Records drawn from a dataset:
————

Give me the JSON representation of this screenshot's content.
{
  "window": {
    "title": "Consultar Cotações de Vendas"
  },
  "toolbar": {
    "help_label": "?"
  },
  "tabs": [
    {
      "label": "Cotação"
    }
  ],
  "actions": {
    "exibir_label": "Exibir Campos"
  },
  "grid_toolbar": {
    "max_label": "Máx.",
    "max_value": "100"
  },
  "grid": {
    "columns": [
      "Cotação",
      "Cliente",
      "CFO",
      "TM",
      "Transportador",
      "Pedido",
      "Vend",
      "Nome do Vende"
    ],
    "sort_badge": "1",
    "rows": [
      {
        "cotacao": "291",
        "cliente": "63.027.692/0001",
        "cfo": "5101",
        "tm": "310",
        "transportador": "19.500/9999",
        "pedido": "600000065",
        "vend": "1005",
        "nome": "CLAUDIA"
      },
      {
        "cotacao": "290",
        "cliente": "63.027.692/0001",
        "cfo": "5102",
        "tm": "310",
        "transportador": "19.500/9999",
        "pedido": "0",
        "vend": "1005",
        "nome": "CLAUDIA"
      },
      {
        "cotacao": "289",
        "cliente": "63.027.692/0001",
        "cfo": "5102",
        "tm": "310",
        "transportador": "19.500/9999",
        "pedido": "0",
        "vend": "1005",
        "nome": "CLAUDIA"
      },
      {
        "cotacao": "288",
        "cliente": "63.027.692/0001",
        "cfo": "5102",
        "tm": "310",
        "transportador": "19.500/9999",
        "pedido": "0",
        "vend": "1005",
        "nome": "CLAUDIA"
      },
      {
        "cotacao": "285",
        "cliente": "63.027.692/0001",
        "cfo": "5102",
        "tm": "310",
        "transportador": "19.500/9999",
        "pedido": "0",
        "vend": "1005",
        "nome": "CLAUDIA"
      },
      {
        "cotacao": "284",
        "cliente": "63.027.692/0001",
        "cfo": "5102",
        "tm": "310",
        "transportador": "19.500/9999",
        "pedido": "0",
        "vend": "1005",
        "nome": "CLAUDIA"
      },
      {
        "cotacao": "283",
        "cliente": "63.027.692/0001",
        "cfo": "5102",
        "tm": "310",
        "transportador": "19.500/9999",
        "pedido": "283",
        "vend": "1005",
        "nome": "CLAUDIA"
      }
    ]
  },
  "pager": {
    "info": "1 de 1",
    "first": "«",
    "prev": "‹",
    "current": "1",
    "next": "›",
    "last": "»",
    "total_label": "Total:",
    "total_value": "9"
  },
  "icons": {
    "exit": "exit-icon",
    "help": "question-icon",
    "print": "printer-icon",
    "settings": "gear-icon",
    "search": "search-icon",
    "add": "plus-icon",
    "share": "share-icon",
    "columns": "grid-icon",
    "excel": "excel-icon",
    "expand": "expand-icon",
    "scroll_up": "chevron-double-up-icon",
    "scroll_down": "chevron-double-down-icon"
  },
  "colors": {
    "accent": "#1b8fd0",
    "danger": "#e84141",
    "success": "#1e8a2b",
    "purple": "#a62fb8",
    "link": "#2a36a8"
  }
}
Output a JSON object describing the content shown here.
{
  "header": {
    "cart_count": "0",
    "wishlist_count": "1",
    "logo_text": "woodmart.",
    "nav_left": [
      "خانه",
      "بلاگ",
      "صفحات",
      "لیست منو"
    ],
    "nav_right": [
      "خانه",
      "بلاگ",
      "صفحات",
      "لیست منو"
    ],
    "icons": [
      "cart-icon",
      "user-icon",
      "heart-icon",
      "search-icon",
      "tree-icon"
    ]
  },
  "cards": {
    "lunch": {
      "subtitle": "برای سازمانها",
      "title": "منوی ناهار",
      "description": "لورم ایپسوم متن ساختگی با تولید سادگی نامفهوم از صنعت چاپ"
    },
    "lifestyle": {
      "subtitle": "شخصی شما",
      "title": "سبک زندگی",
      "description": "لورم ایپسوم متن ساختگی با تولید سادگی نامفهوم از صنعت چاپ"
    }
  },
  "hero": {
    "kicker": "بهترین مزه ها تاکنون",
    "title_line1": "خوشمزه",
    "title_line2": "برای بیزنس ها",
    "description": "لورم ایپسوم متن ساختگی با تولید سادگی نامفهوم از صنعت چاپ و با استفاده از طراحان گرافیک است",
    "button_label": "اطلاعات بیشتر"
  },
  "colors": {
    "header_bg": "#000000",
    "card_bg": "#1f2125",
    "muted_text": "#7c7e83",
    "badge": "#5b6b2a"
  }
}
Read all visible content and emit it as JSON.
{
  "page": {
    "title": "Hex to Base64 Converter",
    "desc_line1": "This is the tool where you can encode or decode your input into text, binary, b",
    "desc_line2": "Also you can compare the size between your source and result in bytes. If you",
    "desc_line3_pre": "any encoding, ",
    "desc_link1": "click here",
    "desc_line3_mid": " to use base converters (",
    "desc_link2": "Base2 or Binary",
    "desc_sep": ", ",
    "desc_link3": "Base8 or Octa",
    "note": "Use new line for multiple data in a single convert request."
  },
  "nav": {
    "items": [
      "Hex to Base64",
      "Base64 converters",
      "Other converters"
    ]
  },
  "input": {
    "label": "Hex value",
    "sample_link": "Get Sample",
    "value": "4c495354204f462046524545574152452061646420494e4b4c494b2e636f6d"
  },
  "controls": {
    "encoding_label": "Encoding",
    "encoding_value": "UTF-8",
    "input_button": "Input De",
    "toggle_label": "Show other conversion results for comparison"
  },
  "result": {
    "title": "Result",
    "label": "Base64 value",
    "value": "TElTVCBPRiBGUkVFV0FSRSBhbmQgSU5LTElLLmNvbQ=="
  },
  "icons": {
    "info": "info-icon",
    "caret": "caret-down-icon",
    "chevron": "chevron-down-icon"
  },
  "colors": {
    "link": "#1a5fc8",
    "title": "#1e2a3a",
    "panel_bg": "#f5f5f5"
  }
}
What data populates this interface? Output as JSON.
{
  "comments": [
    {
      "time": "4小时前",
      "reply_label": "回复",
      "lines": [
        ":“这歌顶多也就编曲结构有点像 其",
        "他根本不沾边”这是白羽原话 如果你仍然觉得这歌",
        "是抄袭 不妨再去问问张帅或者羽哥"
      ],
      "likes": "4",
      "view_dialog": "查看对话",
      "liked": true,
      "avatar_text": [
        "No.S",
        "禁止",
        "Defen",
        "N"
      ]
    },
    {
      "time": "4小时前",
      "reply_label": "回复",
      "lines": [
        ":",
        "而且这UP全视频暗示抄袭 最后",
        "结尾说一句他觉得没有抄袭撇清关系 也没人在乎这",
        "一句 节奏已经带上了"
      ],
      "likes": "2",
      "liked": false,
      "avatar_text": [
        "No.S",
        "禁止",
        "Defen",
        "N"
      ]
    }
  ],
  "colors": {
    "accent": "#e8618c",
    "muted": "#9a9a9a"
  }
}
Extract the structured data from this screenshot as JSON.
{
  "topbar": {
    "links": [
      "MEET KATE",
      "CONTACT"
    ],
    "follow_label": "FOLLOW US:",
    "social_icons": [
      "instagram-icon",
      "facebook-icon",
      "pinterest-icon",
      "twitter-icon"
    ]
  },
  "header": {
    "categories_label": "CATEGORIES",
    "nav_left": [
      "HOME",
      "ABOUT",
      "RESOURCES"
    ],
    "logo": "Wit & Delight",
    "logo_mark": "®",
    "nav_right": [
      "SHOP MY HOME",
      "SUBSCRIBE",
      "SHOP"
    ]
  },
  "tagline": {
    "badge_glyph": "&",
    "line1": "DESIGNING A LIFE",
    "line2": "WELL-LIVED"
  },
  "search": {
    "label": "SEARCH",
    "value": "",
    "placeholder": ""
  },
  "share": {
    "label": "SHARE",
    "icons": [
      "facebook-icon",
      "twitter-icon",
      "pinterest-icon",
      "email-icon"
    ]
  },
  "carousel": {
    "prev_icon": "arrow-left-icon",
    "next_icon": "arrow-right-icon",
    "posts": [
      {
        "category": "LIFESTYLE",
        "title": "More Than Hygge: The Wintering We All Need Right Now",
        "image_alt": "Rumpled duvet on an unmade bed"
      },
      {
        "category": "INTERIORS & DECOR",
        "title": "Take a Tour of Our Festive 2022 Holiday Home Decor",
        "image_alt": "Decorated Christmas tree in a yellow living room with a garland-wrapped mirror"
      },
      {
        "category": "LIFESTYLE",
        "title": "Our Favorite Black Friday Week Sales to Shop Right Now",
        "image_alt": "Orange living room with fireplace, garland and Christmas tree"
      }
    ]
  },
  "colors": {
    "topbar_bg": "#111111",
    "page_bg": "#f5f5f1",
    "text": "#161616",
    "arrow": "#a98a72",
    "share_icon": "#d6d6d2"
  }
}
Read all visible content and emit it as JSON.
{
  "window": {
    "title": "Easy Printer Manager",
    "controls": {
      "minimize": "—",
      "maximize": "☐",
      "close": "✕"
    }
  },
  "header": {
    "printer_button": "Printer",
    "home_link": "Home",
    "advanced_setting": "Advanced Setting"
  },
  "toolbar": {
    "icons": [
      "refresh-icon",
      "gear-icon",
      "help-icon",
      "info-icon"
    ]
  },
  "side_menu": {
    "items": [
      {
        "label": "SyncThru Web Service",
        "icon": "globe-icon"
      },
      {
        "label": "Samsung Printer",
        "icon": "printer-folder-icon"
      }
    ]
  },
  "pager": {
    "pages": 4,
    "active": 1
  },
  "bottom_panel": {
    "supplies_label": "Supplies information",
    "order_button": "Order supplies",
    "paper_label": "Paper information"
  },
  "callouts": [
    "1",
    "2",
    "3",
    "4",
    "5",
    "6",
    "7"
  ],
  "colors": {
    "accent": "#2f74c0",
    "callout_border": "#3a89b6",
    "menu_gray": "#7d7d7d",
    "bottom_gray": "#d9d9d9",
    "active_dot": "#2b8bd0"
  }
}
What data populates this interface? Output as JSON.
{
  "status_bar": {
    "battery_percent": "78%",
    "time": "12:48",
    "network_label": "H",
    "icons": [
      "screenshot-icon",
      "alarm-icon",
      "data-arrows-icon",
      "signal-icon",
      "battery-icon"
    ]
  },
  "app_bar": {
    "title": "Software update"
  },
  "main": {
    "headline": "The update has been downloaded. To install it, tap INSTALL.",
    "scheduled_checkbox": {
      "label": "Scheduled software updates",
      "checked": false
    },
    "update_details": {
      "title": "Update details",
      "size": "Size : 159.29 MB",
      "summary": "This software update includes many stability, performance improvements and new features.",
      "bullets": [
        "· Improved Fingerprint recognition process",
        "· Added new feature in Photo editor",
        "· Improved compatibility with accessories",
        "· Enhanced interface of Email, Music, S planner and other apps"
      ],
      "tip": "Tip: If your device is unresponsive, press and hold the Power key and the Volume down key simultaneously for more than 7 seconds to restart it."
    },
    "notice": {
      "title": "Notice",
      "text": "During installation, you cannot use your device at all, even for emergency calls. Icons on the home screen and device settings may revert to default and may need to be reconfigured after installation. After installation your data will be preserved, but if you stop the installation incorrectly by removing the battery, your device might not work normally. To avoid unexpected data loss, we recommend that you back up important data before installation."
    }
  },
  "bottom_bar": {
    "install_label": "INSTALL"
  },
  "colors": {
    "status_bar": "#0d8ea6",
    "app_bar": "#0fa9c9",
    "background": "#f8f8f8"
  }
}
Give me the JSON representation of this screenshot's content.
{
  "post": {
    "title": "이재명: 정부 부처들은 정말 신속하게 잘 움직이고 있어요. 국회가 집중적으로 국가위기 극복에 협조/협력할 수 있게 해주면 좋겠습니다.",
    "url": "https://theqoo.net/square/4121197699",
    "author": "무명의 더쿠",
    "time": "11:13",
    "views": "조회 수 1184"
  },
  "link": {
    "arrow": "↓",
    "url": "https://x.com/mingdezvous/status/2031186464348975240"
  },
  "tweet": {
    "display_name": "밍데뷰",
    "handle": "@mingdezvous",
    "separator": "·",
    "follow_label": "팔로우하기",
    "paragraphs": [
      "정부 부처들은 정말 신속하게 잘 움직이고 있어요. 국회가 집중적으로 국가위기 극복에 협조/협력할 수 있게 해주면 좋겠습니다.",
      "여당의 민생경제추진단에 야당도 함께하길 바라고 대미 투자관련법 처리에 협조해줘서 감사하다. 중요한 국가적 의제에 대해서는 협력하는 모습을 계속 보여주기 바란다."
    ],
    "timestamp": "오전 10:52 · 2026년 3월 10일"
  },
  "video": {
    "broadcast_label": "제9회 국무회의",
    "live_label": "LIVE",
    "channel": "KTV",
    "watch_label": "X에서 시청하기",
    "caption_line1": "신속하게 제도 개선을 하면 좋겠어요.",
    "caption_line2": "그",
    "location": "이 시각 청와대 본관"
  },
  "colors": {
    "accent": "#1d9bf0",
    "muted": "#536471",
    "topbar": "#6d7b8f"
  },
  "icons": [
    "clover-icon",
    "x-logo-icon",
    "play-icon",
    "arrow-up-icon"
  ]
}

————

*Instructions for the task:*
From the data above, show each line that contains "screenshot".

*Solution for this problem:*
Give me the JSON representation of this screenshot's content.
Extract the structured data from this screenshot as JSON.
      "screenshot-icon",
Give me the JSON representation of this screenshot's content.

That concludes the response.